  • Access beautifully interactive analysis and comparison tools
  • Compare nonprofit financials to similar organizations

Want to see how you can enhance your nonprofit research and unlock more insights? Learn More about GuideStar Pro.

George Junior Republic in Pennsylvania

Board of directors
as of 02/21/2024
SOURCE: Self-reported by organization
Board chair

James Epstein

Mark Alletto

David Ayers

Edward Berti

Michael Buckman

David Champion

James Epstein

Mary Odem

William Romaine Jr.

Gayle Young

Brenda K. McBride

Organizational demographics

SOURCE: Self-reported; last updated 2/21/2024

Who works and leads organizations that serve our diverse communities? Candid partnered with CHANGE Philanthropy on this demographic section.

Leadership

The organization's leader identifies as:

Race & ethnicity
Decline to state
Sexual orientation
Decline to state
Disability status
Decline to state

Race & ethnicity

No data

Gender identity

No data
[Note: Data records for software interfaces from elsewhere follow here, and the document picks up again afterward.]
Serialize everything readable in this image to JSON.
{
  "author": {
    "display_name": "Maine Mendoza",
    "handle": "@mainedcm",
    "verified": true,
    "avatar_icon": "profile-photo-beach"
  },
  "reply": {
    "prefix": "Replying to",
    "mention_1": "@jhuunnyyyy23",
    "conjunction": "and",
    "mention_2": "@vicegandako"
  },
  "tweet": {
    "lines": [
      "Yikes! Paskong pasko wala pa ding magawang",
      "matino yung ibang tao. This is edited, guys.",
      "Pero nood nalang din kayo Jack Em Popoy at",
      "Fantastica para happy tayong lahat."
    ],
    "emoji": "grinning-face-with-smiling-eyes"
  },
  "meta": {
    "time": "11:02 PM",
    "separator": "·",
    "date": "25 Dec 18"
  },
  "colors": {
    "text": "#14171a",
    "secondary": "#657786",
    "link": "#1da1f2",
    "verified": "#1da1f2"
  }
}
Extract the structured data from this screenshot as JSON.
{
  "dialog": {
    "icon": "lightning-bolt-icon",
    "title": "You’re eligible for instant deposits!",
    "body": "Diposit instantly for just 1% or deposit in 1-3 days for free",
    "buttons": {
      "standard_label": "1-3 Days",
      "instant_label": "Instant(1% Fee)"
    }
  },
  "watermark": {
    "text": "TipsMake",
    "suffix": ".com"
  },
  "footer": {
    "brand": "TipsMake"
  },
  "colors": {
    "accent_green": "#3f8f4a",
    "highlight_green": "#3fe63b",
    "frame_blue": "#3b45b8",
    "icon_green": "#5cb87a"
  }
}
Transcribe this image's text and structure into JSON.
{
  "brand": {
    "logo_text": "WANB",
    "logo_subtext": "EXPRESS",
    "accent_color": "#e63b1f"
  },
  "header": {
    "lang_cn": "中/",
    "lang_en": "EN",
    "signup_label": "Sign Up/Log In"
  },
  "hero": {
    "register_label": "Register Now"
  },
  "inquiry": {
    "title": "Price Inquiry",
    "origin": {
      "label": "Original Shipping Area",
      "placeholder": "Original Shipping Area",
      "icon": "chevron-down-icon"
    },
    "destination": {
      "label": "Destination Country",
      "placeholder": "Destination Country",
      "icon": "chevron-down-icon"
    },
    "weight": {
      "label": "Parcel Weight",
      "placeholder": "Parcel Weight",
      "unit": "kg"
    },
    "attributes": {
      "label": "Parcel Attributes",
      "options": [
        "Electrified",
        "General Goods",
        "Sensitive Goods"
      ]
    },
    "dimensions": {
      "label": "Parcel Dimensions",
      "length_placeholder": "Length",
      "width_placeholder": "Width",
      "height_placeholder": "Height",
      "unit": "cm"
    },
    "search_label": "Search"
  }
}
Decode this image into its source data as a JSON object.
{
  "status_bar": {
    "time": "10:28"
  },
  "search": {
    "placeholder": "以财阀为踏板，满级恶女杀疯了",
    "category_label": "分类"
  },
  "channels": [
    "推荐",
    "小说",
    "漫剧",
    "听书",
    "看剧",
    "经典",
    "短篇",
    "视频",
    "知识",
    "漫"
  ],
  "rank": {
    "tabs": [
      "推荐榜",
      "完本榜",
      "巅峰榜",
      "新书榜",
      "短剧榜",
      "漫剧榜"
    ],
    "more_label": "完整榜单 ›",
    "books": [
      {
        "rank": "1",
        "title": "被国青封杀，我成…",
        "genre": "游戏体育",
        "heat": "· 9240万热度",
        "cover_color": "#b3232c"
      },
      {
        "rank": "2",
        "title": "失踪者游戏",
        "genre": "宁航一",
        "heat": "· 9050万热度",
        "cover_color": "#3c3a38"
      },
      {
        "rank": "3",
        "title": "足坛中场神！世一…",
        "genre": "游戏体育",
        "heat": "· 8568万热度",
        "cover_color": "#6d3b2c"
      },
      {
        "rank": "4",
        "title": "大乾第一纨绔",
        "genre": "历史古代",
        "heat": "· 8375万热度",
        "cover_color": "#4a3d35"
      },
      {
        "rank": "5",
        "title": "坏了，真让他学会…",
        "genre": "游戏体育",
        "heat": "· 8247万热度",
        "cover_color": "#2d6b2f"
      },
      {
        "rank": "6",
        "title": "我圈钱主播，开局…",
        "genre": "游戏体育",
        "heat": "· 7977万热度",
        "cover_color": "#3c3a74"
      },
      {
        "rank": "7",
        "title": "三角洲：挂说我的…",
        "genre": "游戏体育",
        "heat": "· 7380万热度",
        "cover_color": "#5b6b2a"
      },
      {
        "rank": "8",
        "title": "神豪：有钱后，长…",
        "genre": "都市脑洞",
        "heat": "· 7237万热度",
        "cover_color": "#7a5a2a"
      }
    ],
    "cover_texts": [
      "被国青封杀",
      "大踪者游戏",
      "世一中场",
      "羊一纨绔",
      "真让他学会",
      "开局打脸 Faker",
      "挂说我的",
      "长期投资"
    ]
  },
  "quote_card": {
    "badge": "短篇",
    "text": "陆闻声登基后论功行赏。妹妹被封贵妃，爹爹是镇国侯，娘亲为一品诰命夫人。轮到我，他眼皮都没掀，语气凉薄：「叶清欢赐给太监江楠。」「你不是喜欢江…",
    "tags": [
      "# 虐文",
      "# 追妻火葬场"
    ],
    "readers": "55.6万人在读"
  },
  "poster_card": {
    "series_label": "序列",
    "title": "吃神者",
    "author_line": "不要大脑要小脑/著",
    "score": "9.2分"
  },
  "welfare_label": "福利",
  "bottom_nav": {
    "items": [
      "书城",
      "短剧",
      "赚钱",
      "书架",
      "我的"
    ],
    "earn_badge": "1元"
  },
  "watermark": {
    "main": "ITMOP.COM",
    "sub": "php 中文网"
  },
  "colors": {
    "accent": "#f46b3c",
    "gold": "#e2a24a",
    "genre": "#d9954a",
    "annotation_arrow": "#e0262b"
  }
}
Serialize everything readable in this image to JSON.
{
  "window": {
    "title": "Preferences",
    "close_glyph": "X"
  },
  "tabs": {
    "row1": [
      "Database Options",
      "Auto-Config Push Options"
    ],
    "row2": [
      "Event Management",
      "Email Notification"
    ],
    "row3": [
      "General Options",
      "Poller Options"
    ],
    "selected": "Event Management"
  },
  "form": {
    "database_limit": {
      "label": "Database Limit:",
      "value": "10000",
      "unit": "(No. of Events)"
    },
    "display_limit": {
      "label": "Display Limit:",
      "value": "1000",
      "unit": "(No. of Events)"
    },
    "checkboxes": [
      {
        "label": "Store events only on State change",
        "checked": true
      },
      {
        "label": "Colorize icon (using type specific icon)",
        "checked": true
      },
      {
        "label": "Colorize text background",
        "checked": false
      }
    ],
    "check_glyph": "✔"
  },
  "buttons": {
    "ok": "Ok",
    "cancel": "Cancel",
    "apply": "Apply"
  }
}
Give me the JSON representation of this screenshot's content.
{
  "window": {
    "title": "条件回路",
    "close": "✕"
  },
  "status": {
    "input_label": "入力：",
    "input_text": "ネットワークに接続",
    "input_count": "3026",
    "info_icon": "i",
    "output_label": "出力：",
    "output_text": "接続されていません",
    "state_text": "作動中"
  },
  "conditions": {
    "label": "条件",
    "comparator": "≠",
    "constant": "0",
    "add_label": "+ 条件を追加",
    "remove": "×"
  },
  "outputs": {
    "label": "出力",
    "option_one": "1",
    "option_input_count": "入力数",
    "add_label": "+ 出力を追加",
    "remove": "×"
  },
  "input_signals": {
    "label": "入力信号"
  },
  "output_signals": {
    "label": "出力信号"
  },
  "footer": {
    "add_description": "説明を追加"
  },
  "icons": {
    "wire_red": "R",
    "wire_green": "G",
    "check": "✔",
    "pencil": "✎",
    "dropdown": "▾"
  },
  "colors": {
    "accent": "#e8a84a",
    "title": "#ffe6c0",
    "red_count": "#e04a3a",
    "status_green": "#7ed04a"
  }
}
Transgender Identity

No data

Sexual orientation

No data

Disability

No data